— TASK OBJECTIVE —
All of the entries are to be returned word for word.

— MATERIAL PROVIDED —
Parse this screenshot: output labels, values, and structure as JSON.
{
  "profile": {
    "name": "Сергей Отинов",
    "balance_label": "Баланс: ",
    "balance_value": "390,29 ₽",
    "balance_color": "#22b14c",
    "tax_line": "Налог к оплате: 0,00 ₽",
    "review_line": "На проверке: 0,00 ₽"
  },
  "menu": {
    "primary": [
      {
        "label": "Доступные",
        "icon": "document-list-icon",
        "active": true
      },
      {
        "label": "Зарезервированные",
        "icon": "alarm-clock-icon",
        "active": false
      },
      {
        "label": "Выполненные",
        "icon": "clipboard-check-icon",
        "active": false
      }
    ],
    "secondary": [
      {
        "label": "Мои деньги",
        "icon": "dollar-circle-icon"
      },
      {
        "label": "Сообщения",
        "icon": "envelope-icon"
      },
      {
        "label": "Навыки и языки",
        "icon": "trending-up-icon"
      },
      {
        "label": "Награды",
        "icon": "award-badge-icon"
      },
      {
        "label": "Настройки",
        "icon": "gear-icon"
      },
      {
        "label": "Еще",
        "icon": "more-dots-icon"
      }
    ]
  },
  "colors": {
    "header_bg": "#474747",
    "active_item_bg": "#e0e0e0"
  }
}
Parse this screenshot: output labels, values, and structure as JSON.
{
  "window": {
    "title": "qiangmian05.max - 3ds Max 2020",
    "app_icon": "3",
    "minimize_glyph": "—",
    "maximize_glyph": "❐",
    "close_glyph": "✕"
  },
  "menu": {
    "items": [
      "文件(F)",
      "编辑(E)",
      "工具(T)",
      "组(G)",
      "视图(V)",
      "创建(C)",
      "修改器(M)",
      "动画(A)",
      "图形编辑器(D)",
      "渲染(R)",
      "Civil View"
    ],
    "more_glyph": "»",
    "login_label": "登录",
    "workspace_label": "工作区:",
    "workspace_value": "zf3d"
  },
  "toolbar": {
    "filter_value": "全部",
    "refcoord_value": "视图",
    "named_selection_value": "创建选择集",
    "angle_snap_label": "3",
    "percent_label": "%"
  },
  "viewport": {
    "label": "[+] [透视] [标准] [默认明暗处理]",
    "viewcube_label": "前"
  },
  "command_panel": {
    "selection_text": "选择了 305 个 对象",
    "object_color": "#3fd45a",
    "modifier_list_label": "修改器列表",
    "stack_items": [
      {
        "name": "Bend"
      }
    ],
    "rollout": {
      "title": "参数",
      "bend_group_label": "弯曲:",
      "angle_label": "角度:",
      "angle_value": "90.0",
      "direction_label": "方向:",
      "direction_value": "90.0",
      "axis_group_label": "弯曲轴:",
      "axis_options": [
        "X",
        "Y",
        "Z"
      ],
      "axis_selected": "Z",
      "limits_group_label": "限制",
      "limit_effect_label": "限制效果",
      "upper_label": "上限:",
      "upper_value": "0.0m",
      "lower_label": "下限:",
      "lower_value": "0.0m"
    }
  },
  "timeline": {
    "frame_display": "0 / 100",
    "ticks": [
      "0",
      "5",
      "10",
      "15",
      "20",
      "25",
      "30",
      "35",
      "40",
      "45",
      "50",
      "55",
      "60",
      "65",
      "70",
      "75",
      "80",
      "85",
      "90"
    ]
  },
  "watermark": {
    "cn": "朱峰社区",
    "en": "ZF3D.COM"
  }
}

— SOLUTION TO THIS PROBLEM —
Parse this screenshot: output labels, values, and structure as JSON.
{
  "profile": {
    "name": "Сергей Отинов",
    "balance_label": "Баланс: ",
    "balance_value": "390,29 ₽",
    "balance_color": "#22b14c",
    "tax_line": "Налог к оплате: 0,00 ₽",
    "review_line": "На проверке: 0,00 ₽"
  },
  "menu": {
    "primary": [
      {
        "label": "Доступные",
        "icon": "document-list-icon",
        "active": true
      },
      {
        "label": "Зарезервированные",
        "icon": "alarm-clock-icon",
        "active": false
      },
      {
        "label": "Выполненные",
        "icon": "clipboard-check-icon",
        "active": false
      }
    ],
    "secondary": [
      {
        "label": "Мои деньги",
        "icon": "dollar-circle-icon"
      },
      {
        "label": "Сообщения",
        "icon": "envelope-icon"
      },
      {
        "label": "Навыки и языки",
        "icon": "trending-up-icon"
      },
      {
        "label": "Награды",
        "icon": "award-badge-icon"
      },
      {
        "label": "Настройки",
        "icon": "gear-icon"
      },
      {
        "label": "Еще",
        "icon": "more-dots-icon"
      }
    ]
  },
  "colors": {
    "header_bg": "#474747",
    "active_item_bg": "#e0e0e0"
  }
}
Parse this screenshot: output labels, values, and structure as JSON.
{
  "window": {
    "title": "qiangmian05.max - 3ds Max 2020",
    "app_icon": "3",
    "minimize_glyph": "—",
    "maximize_glyph": "❐",
    "close_glyph": "✕"
  },
  "menu": {
    "items": [
      "文件(F)",
      "编辑(E)",
      "工具(T)",
      "组(G)",
      "视图(V)",
      "创建(C)",
      "修改器(M)",
      "动画(A)",
      "图形编辑器(D)",
      "渲染(R)",
      "Civil View"
    ],
    "more_glyph": "»",
    "login_label": "登录",
    "workspace_label": "工作区:",
    "workspace_value": "zf3d"
  },
  "toolbar": {
    "filter_value": "全部",
    "refcoord_value": "视图",
    "named_selection_value": "创建选择集",
    "angle_snap_label": "3",
    "percent_label": "%"
  },
  "viewport": {
    "label": "[+] [透视] [标准] [默认明暗处理]",
    "viewcube_label": "前"
  },
  "command_panel": {
    "selection_text": "选择了 305 个 对象",
    "object_color": "#3fd45a",
    "modifier_list_label": "修改器列表",
    "stack_items": [
      {
        "name": "Bend"
      }
    ],
    "rollout": {
      "title": "参数",
      "bend_group_label": "弯曲:",
      "angle_label": "角度:",
      "angle_value": "90.0",
      "direction_label": "方向:",
      "direction_value": "90.0",
      "axis_group_label": "弯曲轴:",
      "axis_options": [
        "X",
        "Y",
        "Z"
      ],
      "axis_selected": "Z",
      "limits_group_label": "限制",
      "limit_effect_label": "限制效果",
      "upper_label": "上限:",
      "upper_value": "0.0m",
      "lower_label": "下限:",
      "lower_value": "0.0m"
    }
  },
  "timeline": {
    "frame_display": "0 / 100",
    "ticks": [
      "0",
      "5",
      "10",
      "15",
      "20",
      "25",
      "30",
      "35",
      "40",
      "45",
      "50",
      "55",
      "60",
      "65",
      "70",
      "75",
      "80",
      "85",
      "90"
    ]
  },
  "watermark": {
    "cn": "朱峰社区",
    "en": "ZF3D.COM"
  }
}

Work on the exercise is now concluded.